START Data shown
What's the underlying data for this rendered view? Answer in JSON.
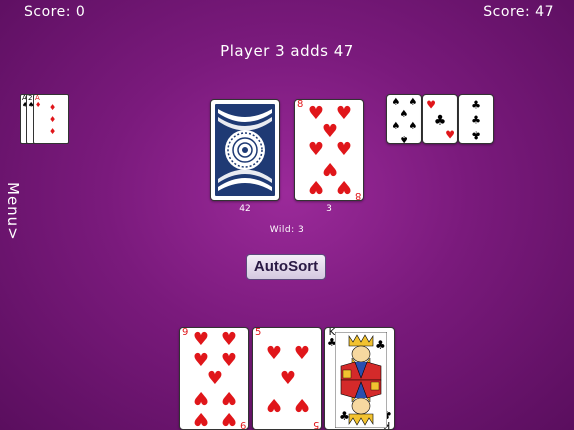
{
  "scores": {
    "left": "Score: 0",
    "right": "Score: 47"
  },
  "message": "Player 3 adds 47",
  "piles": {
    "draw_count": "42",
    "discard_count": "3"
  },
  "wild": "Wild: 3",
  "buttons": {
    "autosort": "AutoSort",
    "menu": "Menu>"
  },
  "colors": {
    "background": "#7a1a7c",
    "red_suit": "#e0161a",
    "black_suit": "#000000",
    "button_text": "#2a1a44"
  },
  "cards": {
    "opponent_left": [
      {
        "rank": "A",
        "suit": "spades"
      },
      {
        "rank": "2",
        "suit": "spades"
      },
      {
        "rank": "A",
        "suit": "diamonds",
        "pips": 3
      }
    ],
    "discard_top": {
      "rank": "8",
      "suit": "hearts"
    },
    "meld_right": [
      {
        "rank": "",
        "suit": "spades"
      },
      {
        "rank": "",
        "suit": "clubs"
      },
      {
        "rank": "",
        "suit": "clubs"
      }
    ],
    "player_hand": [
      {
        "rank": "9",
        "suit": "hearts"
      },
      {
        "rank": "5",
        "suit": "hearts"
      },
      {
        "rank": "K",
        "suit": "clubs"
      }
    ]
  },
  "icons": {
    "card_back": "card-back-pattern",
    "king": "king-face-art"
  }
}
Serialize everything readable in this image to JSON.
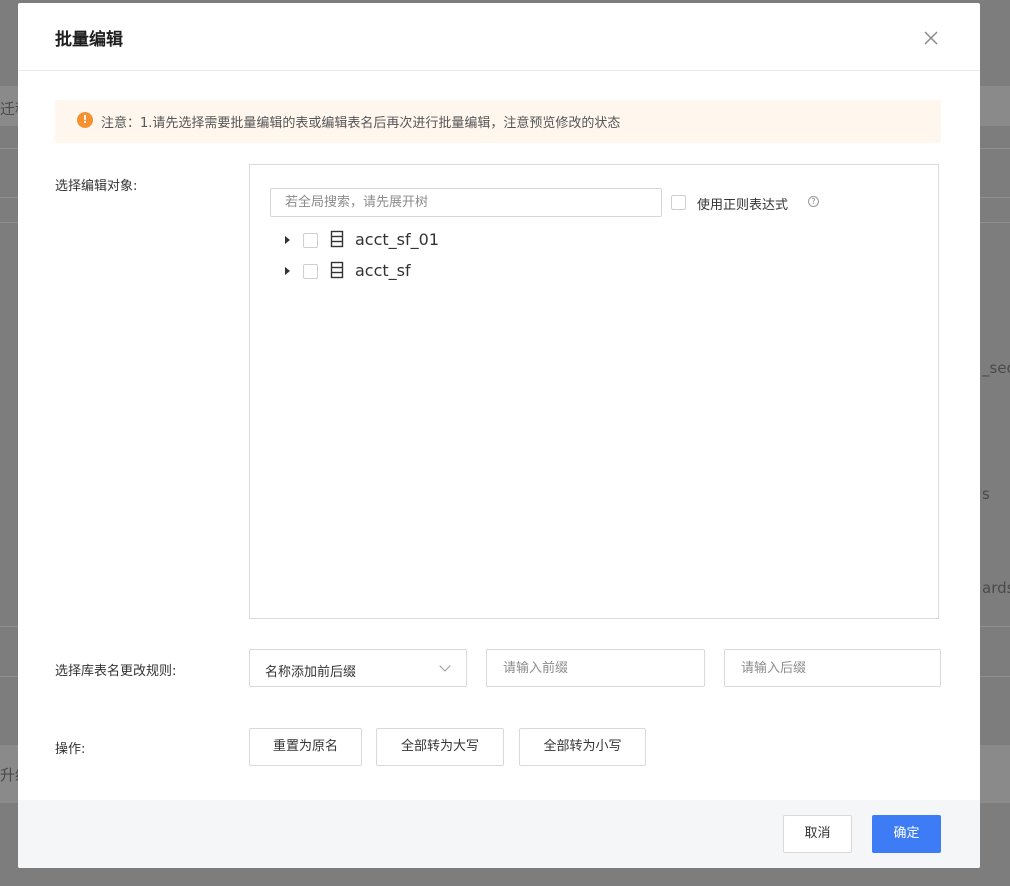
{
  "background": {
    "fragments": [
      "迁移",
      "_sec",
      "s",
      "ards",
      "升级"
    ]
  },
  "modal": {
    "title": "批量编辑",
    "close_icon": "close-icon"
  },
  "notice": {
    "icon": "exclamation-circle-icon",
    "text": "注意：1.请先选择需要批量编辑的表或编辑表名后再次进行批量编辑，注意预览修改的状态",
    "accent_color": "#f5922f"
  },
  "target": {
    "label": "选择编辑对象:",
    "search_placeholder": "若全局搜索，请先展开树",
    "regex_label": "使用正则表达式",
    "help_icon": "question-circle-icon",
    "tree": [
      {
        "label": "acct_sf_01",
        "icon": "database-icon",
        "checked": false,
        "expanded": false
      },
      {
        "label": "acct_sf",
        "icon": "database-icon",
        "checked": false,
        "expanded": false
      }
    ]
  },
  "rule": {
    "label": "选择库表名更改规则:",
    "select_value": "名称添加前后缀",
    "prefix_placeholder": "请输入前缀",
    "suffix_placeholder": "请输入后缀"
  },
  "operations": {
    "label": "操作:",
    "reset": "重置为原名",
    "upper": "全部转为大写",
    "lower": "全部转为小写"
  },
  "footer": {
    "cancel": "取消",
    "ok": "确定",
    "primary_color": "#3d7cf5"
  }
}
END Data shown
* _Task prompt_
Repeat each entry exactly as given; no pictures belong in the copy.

* _Response area_
What's the underlying data for this rendered view? Answer in JSON.
{
  "scores": {
    "left": "Score: 0",
    "right": "Score: 47"
  },
  "message": "Player 3 adds 47",
  "piles": {
    "draw_count": "42",
    "discard_count": "3"
  },
  "wild": "Wild: 3",
  "buttons": {
    "autosort": "AutoSort",
    "menu": "Menu>"
  },
  "colors": {
    "background": "#7a1a7c",
    "red_suit": "#e0161a",
    "black_suit": "#000000",
    "button_text": "#2a1a44"
  },
  "cards": {
    "opponent_left": [
      {
        "rank": "A",
        "suit": "spades"
      },
      {
        "rank": "2",
        "suit": "spades"
      },
      {
        "rank": "A",
        "suit": "diamonds",
        "pips": 3
      }
    ],
    "discard_top": {
      "rank": "8",
      "suit": "hearts"
    },
    "meld_right": [
      {
        "rank": "",
        "suit": "spades"
      },
      {
        "rank": "",
        "suit": "clubs"
      },
      {
        "rank": "",
        "suit": "clubs"
      }
    ],
    "player_hand": [
      {
        "rank": "9",
        "suit": "hearts"
      },
      {
        "rank": "5",
        "suit": "hearts"
      },
      {
        "rank": "K",
        "suit": "clubs"
      }
    ]
  },
  "icons": {
    "card_back": "card-back-pattern",
    "king": "king-face-art"
  }
}
Serialize everything readable in this image to JSON.
{
  "background": {
    "fragments": [
      "迁移",
      "_sec",
      "s",
      "ards",
      "升级"
    ]
  },
  "modal": {
    "title": "批量编辑",
    "close_icon": "close-icon"
  },
  "notice": {
    "icon": "exclamation-circle-icon",
    "text": "注意：1.请先选择需要批量编辑的表或编辑表名后再次进行批量编辑，注意预览修改的状态",
    "accent_color": "#f5922f"
  },
  "target": {
    "label": "选择编辑对象:",
    "search_placeholder": "若全局搜索，请先展开树",
    "regex_label": "使用正则表达式",
    "help_icon": "question-circle-icon",
    "tree": [
      {
        "label": "acct_sf_01",
        "icon": "database-icon",
        "checked": false,
        "expanded": false
      },
      {
        "label": "acct_sf",
        "icon": "database-icon",
        "checked": false,
        "expanded": false
      }
    ]
  },
  "rule": {
    "label": "选择库表名更改规则:",
    "select_value": "名称添加前后缀",
    "prefix_placeholder": "请输入前缀",
    "suffix_placeholder": "请输入后缀"
  },
  "operations": {
    "label": "操作:",
    "reset": "重置为原名",
    "upper": "全部转为大写",
    "lower": "全部转为小写"
  },
  "footer": {
    "cancel": "取消",
    "ok": "确定",
    "primary_color": "#3d7cf5"
  }
}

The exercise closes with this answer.